Cruel Nature Records – 24th September 2021

Christopher Nosnibor

Cruel Nature’s September releases are all about lost classics from Gateshead. Every local scene has those bands who had so much potential to go further afield, and who, given the right exposure, the right breaks, could – and should – have been (inter)national cult icons.

‘Local’ bands so often get a bad rep, as if they’re somehow inferior because they haven’t broken out. Sometimes, it’s misfortune. Sometimes, it’s because of life – dayjobs, family, personal circumstance. And sometimes, it’s simply a lack of ambition to do anything more than make music and play locally, and that’s not reason to judge an act. Not everyone wants to be a global superstar, and of the tend of thousands who do, hardly any make it anyway, so maybe accepting your limitations is a good thing to do, and far healthier than throwing yourself not the rat-race running on the vaguest of hopes of ‘making it’ – whatever that is.

Like turn-of-the-millennium purveyors of brutal harshcore, ODF, R.Y.N. demonstrate a remarkable range and quality of non-mainstream music being played around Gateshead. R.Y.N. was the drone / void ambient project of Gateshead duo Pete Burn and Dean Glaister, active from 2003 to 2011. Like the simultaneous ODF release, Cosmic Death is a retrospective which puts their 2008 albums Astral Death and Cosmic Birth together for the first time as a double cassette package.

Cassette one contains the six tracks from Astral Death, and the eight-minute ‘Conscious Patient’ provides a wonderful introduction into their world of dense, dark, grating dronescaping. Things delve deeper and darker with the nine-minute churning drabness that is ‘The Cleansing’: cleaning is appropriate, and it’s the sonic equivalent of as colonic irrigation. It feels gentle in comparison to the grating metallic oscillations of the third track, ‘Mind Over Mind’. It’s a fifteen-minute thrum, where nothing happens, nothing changes, and it’s not quite harsh noise wall – not least of all because there are shifts in texture and tone – but it’s limited, and a piece that achieves its effect through its sheer relentlessness and lack of variety, the effect of the dense wall of sound being cumulative psychologically.

It’s readily apparent that R.Y.N. had global potential, but for an audience so niche they’d have probably have needed to relocate to Japan to play to an audience of more than fifteen people, unless they’d scored a support with a noise giant like Merzbow or Whitehouse – in which case they may have got to play to 75 or a hundred people on a good night. But quality and quantity are rarely contiguous, and when it comes to creating dark atmosphere, these guys were clearly masters.

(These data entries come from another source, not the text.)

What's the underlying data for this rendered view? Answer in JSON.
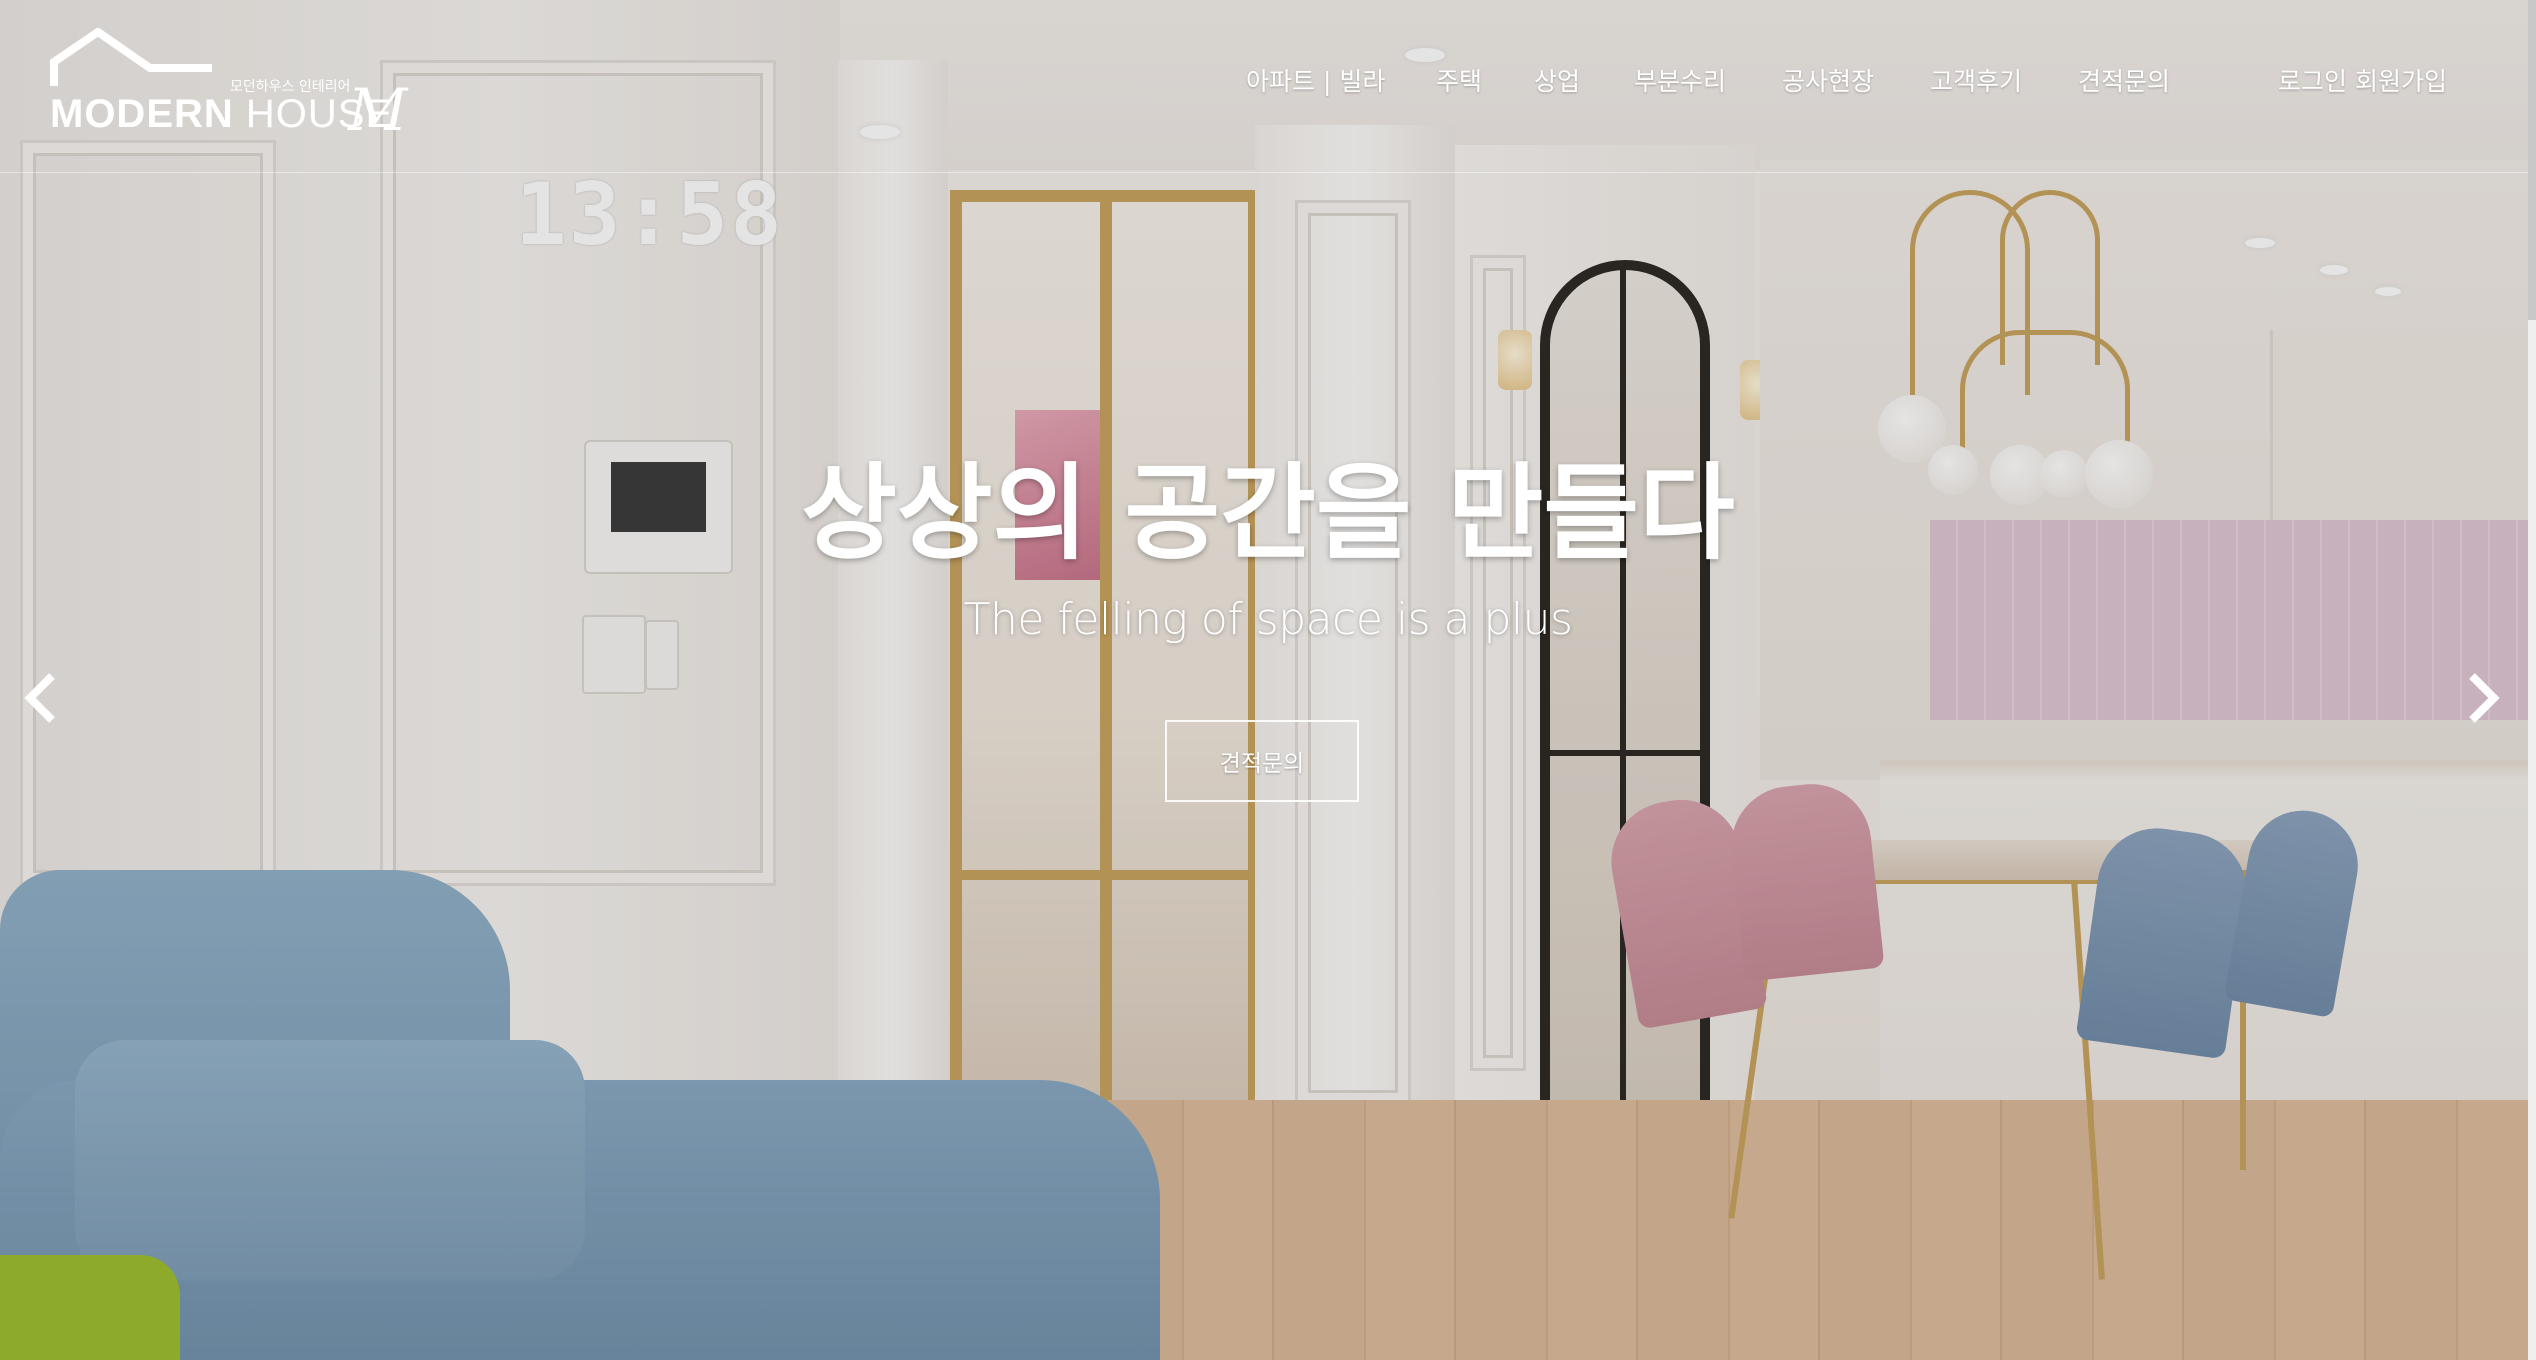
{
  "brand": {
    "primary": "MODERN",
    "secondary": "HOUSE",
    "script_letter": "M",
    "tagline": "모던하우스 인테리어"
  },
  "nav": {
    "items": [
      "아파트 | 빌라",
      "주택",
      "상업",
      "부분수리",
      "공사현장",
      "고객후기",
      "견적문의"
    ],
    "auth": "로그인 회원가입"
  },
  "hero": {
    "title": "상상의 공간을 만들다",
    "subtitle": "The felling of space is a plus",
    "cta_label": "견적문의",
    "clock": "13:58"
  },
  "carousel": {
    "prev_icon": "chevron-left-icon",
    "next_icon": "chevron-right-icon"
  },
  "colors": {
    "text": "#ffffff",
    "accent_gold": "#c7a25d"
  }
}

‘Cosmic Research Unit’ is still a heavy drone work, but feels softer and leans more toward ambience. It doesn’t get such bleaker than ‘Astral Death’. It sounds like a recording of an engine or a lawnmower, played at reduced pace. It’s like HNW with additional layers of swampsome murk that shift and provide some sense of movement, however slow and lingering.

Cosmic Birth opens with the title track, and picks up where its predecessor left off, with a harsh scraping metallic drone like a machine churning and grating on and on, over which whispering drifts of sonic smoke linger – and it very much sets the tone for the remaining seven tracks, which include two twelve-minute epics in the form of the dank and murky ‘Brain Pictures’, and ‘Creation of Infinity’, both of which lead the listener inside themselves to contemplate those darkest inner recesses, and the fifteen-minute ‘Gravity Drain’, which really pushes the oppressive atmospherics to the limit.

‘Catacombs’ plunges through sonorous and penetrating darkness to arrive, with a bone-rattling percussion way off in the background, at an empty space. And ultimately, the final destination: the somehow incomplete yet equally finite ‘Serpen’, which swirls around ominously and maintains a knife-edge suspense.

After wandering through endless tunnels without light and without any real hope of escape from this claustrophobic aural subterranean, it becomes clear: this is the face of the abyss – from which, there is nothing and no return.

AA

a1776692118_10

Leave a Reply

Fill in your details below or click an icon to log in:

WordPress.com Logo

You are commenting using your WordPress.com account. Log Out /  Change )

Google photo

You are commenting using your Google account. Log Out /  Change )

Twitter picture

You are commenting using your Twitter account. Log Out /  Change )

Facebook photo

You are commenting using your Facebook account. Log Out /  Change )

Connecting to %s